What the task asks: Before you reproduce the entries that follow, strip out any image they contain and keep the rest exact.

╭─ Extracted entries

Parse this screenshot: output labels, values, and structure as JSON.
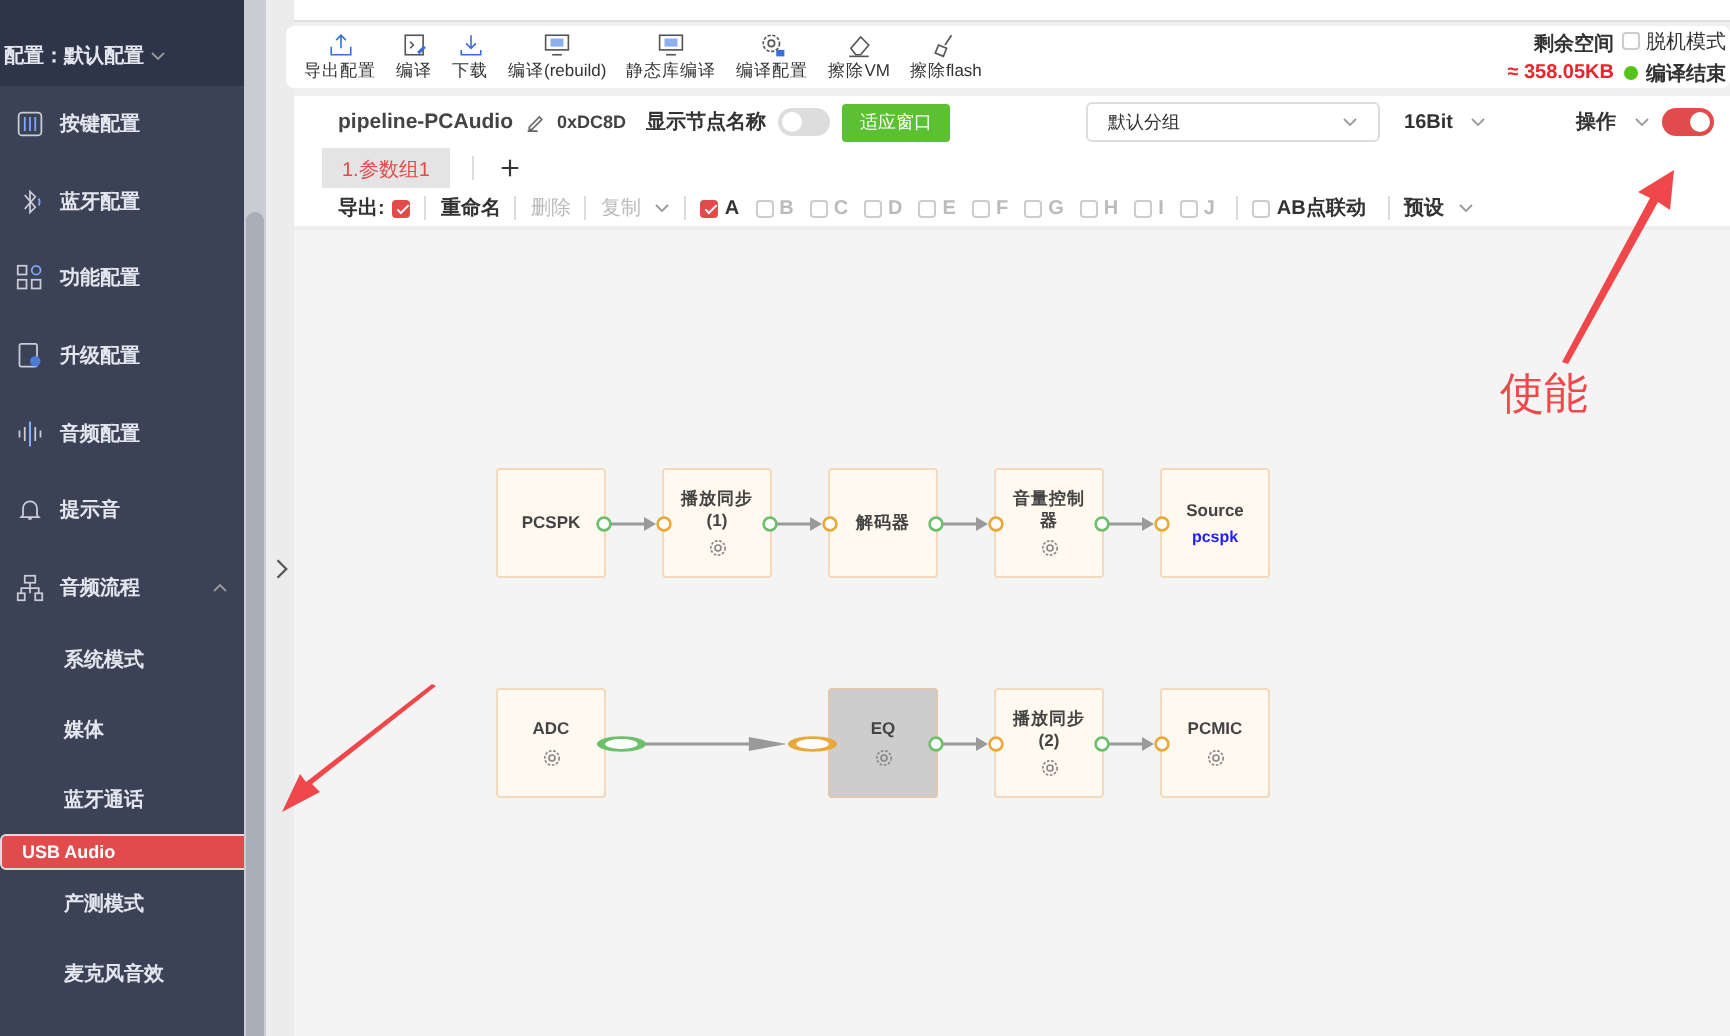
{
  "sidebar": {
    "config_label": "配置：默认配置",
    "items": [
      {
        "label": "按键配置"
      },
      {
        "label": "蓝牙配置"
      },
      {
        "label": "功能配置"
      },
      {
        "label": "升级配置"
      },
      {
        "label": "音频配置"
      },
      {
        "label": "提示音"
      },
      {
        "label": "音频流程",
        "expanded": true,
        "children": [
          {
            "label": "系统模式",
            "selected": false
          },
          {
            "label": "媒体",
            "selected": false
          },
          {
            "label": "蓝牙通话",
            "selected": false
          },
          {
            "label": "USB Audio",
            "selected": true
          },
          {
            "label": "产测模式",
            "selected": false
          },
          {
            "label": "麦克风音效",
            "selected": false
          }
        ]
      }
    ]
  },
  "toolbar": {
    "buttons": [
      {
        "label": "导出配置"
      },
      {
        "label": "编译"
      },
      {
        "label": "下载"
      },
      {
        "label": "编译(rebuild)"
      },
      {
        "label": "静态库编译"
      },
      {
        "label": "编译配置"
      },
      {
        "label": "擦除VM"
      },
      {
        "label": "擦除flash"
      }
    ],
    "space_label": "剩余空间",
    "space_value": "≈ 358.05KB",
    "offline": {
      "label": "脱机模式",
      "checked": false
    },
    "status": {
      "label": "编译结束",
      "color": "#52c41a"
    }
  },
  "pipeline": {
    "name": "pipeline-PCAudio",
    "code": "0xDC8D",
    "show_names": {
      "label": "显示节点名称",
      "on": false
    },
    "fit_button": "适应窗口",
    "group_select": "默认分组",
    "bit_select": "16Bit",
    "operation": "操作",
    "enabled": true
  },
  "tabs": [
    {
      "label": "1.参数组1",
      "selected": true
    }
  ],
  "options": {
    "export_label": "导出:",
    "export_checked": true,
    "rename": "重命名",
    "delete": "删除",
    "copy": "复制",
    "channels": [
      {
        "label": "A",
        "checked": true
      },
      {
        "label": "B",
        "checked": false
      },
      {
        "label": "C",
        "checked": false
      },
      {
        "label": "D",
        "checked": false
      },
      {
        "label": "E",
        "checked": false
      },
      {
        "label": "F",
        "checked": false
      },
      {
        "label": "G",
        "checked": false
      },
      {
        "label": "H",
        "checked": false
      },
      {
        "label": "I",
        "checked": false
      },
      {
        "label": "J",
        "checked": false
      }
    ],
    "ab_link": {
      "label": "AB点联动",
      "checked": false
    },
    "preset": "预设"
  },
  "graph": {
    "rows": [
      [
        {
          "label": "PCSPK",
          "settings": false,
          "selected": false
        },
        {
          "label": "播放同步 (1)",
          "settings": true,
          "selected": false
        },
        {
          "label": "解码器",
          "settings": false,
          "selected": false
        },
        {
          "label": "音量控制器",
          "settings": true,
          "selected": false
        },
        {
          "label": "Source",
          "sub": "pcspk",
          "settings": false,
          "selected": false
        }
      ],
      [
        {
          "label": "ADC",
          "settings": true,
          "selected": false
        },
        "",
        {
          "label": "EQ",
          "settings": true,
          "selected": true
        },
        {
          "label": "播放同步 (2)",
          "settings": true,
          "selected": false
        },
        {
          "label": "PCMIC",
          "settings": true,
          "selected": false
        }
      ]
    ]
  },
  "annotation": {
    "text": "使能"
  }
}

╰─

Output:
Parse this screenshot: output labels, values, and structure as JSON.
{
  "sidebar": {
    "config_label": "配置：默认配置",
    "items": [
      {
        "label": "按键配置"
      },
      {
        "label": "蓝牙配置"
      },
      {
        "label": "功能配置"
      },
      {
        "label": "升级配置"
      },
      {
        "label": "音频配置"
      },
      {
        "label": "提示音"
      },
      {
        "label": "音频流程",
        "expanded": true,
        "children": [
          {
            "label": "系统模式",
            "selected": false
          },
          {
            "label": "媒体",
            "selected": false
          },
          {
            "label": "蓝牙通话",
            "selected": false
          },
          {
            "label": "USB Audio",
            "selected": true
          },
          {
            "label": "产测模式",
            "selected": false
          },
          {
            "label": "麦克风音效",
            "selected": false
          }
        ]
      }
    ]
  },
  "toolbar": {
    "buttons": [
      {
        "label": "导出配置"
      },
      {
        "label": "编译"
      },
      {
        "label": "下载"
      },
      {
        "label": "编译(rebuild)"
      },
      {
        "label": "静态库编译"
      },
      {
        "label": "编译配置"
      },
      {
        "label": "擦除VM"
      },
      {
        "label": "擦除flash"
      }
    ],
    "space_label": "剩余空间",
    "space_value": "≈ 358.05KB",
    "offline": {
      "label": "脱机模式",
      "checked": false
    },
    "status": {
      "label": "编译结束",
      "color": "#52c41a"
    }
  },
  "pipeline": {
    "name": "pipeline-PCAudio",
    "code": "0xDC8D",
    "show_names": {
      "label": "显示节点名称",
      "on": false
    },
    "fit_button": "适应窗口",
    "group_select": "默认分组",
    "bit_select": "16Bit",
    "operation": "操作",
    "enabled": true
  },
  "tabs": [
    {
      "label": "1.参数组1",
      "selected": true
    }
  ],
  "options": {
    "export_label": "导出:",
    "export_checked": true,
    "rename": "重命名",
    "delete": "删除",
    "copy": "复制",
    "channels": [
      {
        "label": "A",
        "checked": true
      },
      {
        "label": "B",
        "checked": false
      },
      {
        "label": "C",
        "checked": false
      },
      {
        "label": "D",
        "checked": false
      },
      {
        "label": "E",
        "checked": false
      },
      {
        "label": "F",
        "checked": false
      },
      {
        "label": "G",
        "checked": false
      },
      {
        "label": "H",
        "checked": false
      },
      {
        "label": "I",
        "checked": false
      },
      {
        "label": "J",
        "checked": false
      }
    ],
    "ab_link": {
      "label": "AB点联动",
      "checked": false
    },
    "preset": "预设"
  },
  "graph": {
    "rows": [
      [
        {
          "label": "PCSPK",
          "settings": false,
          "selected": false
        },
        {
          "label": "播放同步 (1)",
          "settings": true,
          "selected": false
        },
        {
          "label": "解码器",
          "settings": false,
          "selected": false
        },
        {
          "label": "音量控制器",
          "settings": true,
          "selected": false
        },
        {
          "label": "Source",
          "sub": "pcspk",
          "settings": false,
          "selected": false
        }
      ],
      [
        {
          "label": "ADC",
          "settings": true,
          "selected": false
        },
        "",
        {
          "label": "EQ",
          "settings": true,
          "selected": true
        },
        {
          "label": "播放同步 (2)",
          "settings": true,
          "selected": false
        },
        {
          "label": "PCMIC",
          "settings": true,
          "selected": false
        }
      ]
    ]
  },
  "annotation": {
    "text": "使能"
  }
}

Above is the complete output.